Canadian ministers are considering a measure that would allow Canadians convicted of “minor pot” offenses — like simple possession — to request an official pardon from the Canadian government now that marijuana is legal across the country.
“Senior government officials” told the CBC, Canada’s state television network, that they’re working on laying out a process that would allow those convicted of minor pot offenses to fill out a form and apply directly to the Canadian government to have their convictions officially expunged.
The process, government ministers say, would be similar to the process used to pardon Canadians convicted of engaging in sexual activity with other members of the same sex before Canada passed sweeping anti-discrimination laws.
Before Wednesday, simple possession (up to 30 grams) of marijuana was “punishable by a fine of up to $1,000 and six months in jail,” but anyone convicted under that law could already apply to have their conviction expunged, through the Parole Board of Canada, after five years passed.
The government is also considering a “blanket amnesty” for anyone currently facing a pot conviction.
As of Wednesday at 12:01AM, Canadians over the age of 18 (or 19, depending on province) are legally able to purchase and consume cannabis, and grow their own marijuana plants.
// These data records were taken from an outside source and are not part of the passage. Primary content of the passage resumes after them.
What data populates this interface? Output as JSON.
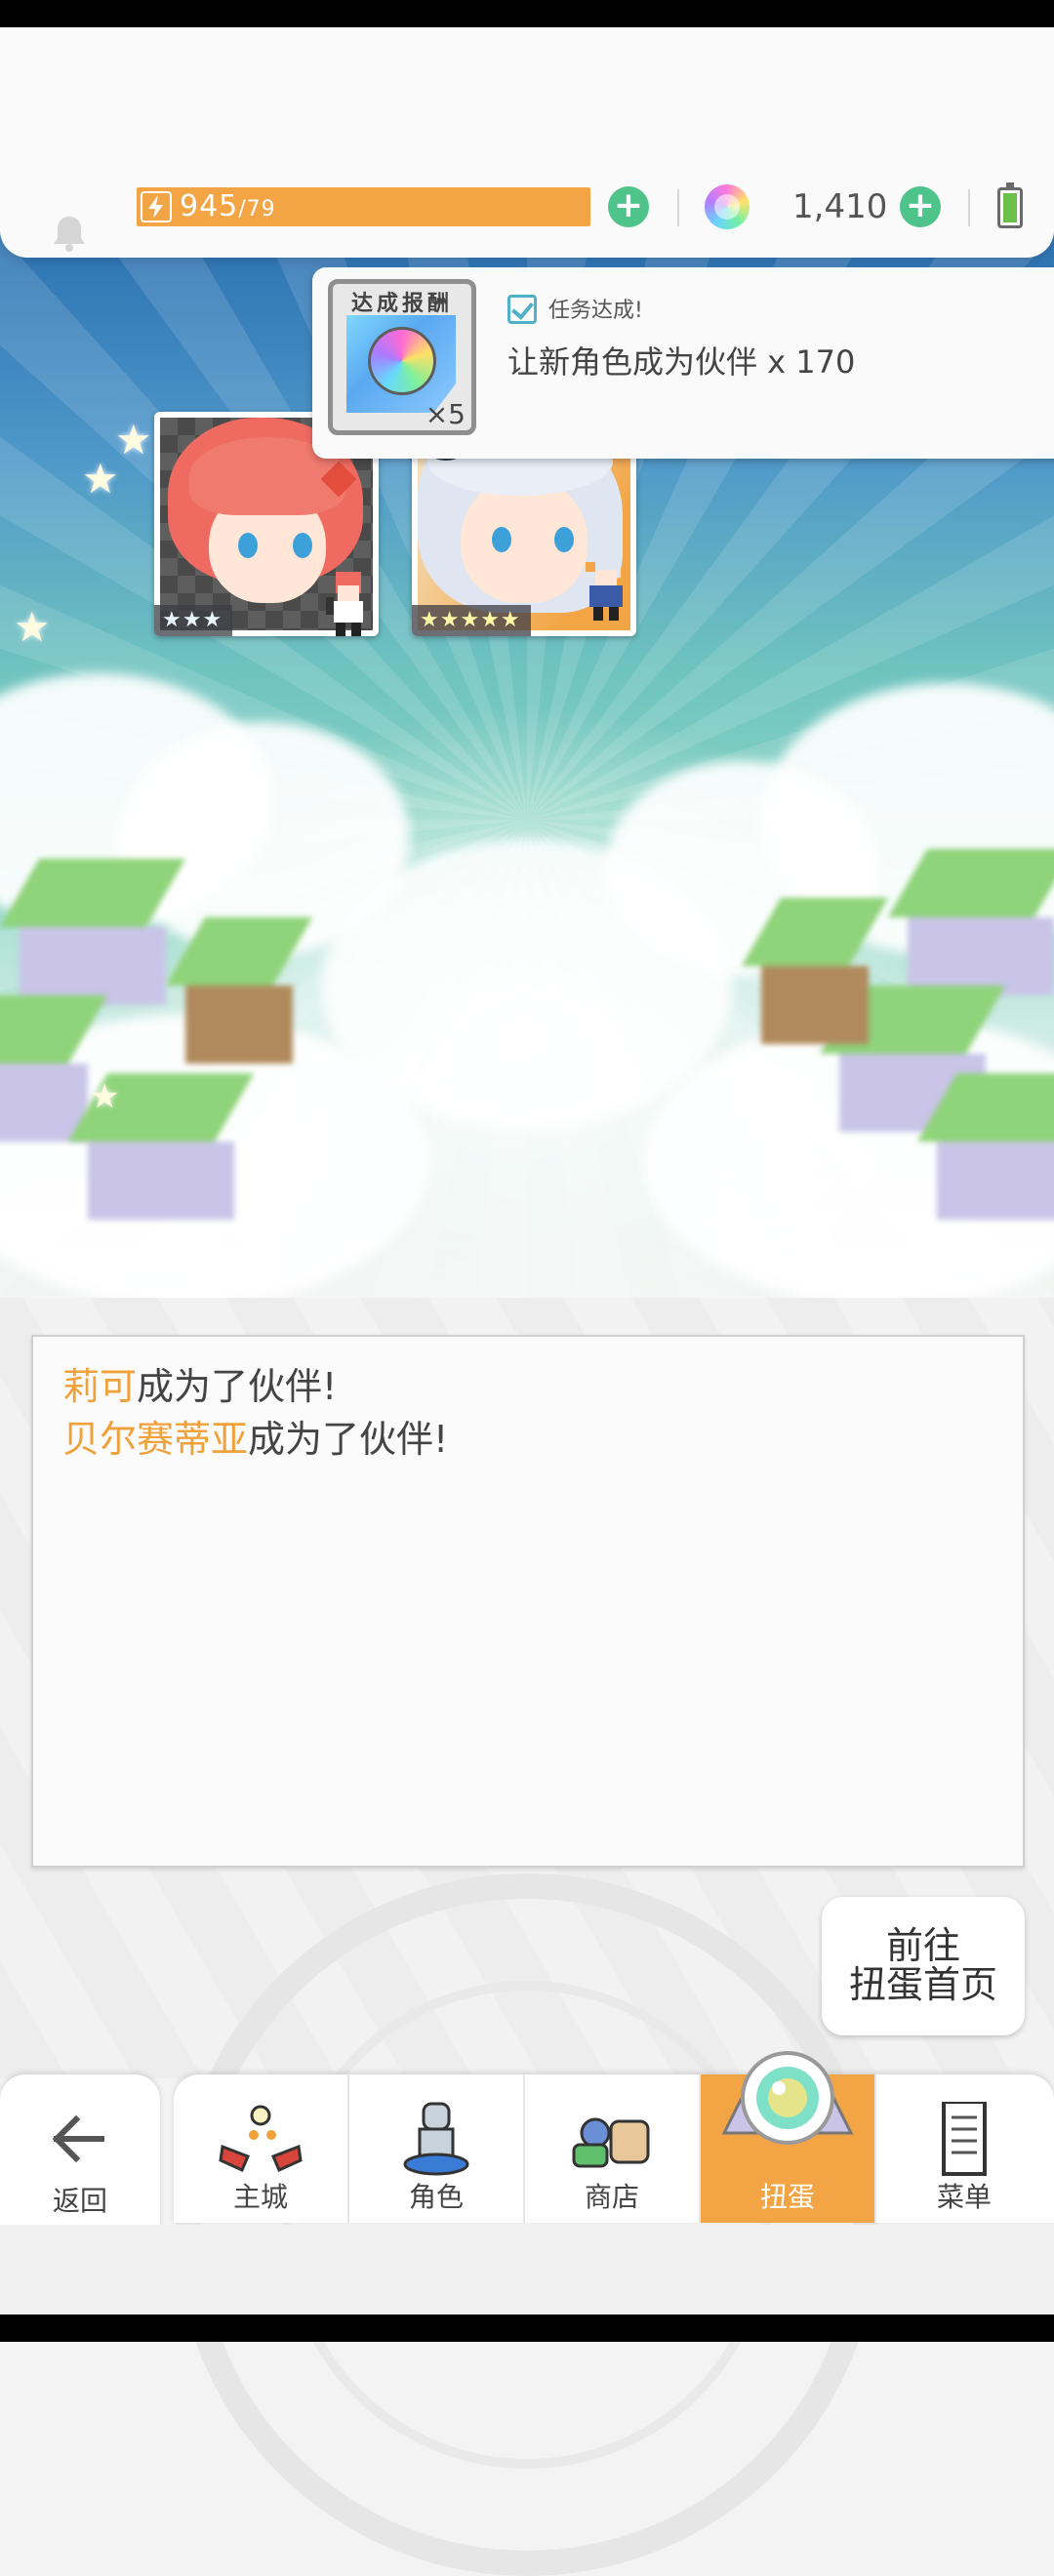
{
  "header": {
    "stamina_current": "945",
    "stamina_max": "/79",
    "gems": "1,410"
  },
  "reward_popup": {
    "card_label": "达成报酬",
    "card_qty": "×5",
    "status": "任务达成!",
    "mission": "让新角色成为伙伴  x 170"
  },
  "characters": [
    {
      "rarity": "★★★"
    },
    {
      "rarity": "★★★★★"
    }
  ],
  "log": {
    "lines": [
      {
        "name": "莉可",
        "text": "成为了伙伴!"
      },
      {
        "name": "贝尔赛蒂亚",
        "text": "成为了伙伴!"
      }
    ]
  },
  "goto_button": {
    "line1": "前往",
    "line2": "扭蛋首页"
  },
  "nav": {
    "back": "返回",
    "items": [
      {
        "label": "主城",
        "icon": "castle-icon"
      },
      {
        "label": "角色",
        "icon": "character-icon"
      },
      {
        "label": "商店",
        "icon": "shop-icon"
      },
      {
        "label": "扭蛋",
        "icon": "gacha-icon",
        "active": true
      },
      {
        "label": "菜单",
        "icon": "menu-icon"
      }
    ]
  },
  "colors": {
    "accent_orange": "#f3a444",
    "plus_green": "#4fc48a",
    "name_orange": "#f0a13a"
  }
}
They do not need a medical license or doctor’s note; medicinal marijuana has been legal across Canada for two years. The new law allows for recreational use.
Americans looking to get their hands on Canadian weed should be careful, though. The Federal government told TIME Magazine that it will be on the lookout for “pot tourists” bringing marijuana from Canada, where it’s legal, over the border into the United States (where it’s mostly not).
“Regardless of Canada’s legalization of marijuana today, nothing will be changing on the U.S. side or with CBP policies and procedures at the border,” a spokesperson for Customs and Border Protection told the outlet. “Marijuana remains a controlled substance under U.S. federal law and it remains illegal.”
U.S. residents can consume marijuana legally in Canada, however. But as Erik Altieri, the executive director of the National Organization for the Reform of Marijuana laws (NORML), put it recently: what happens in Canada needs to stay in Canada.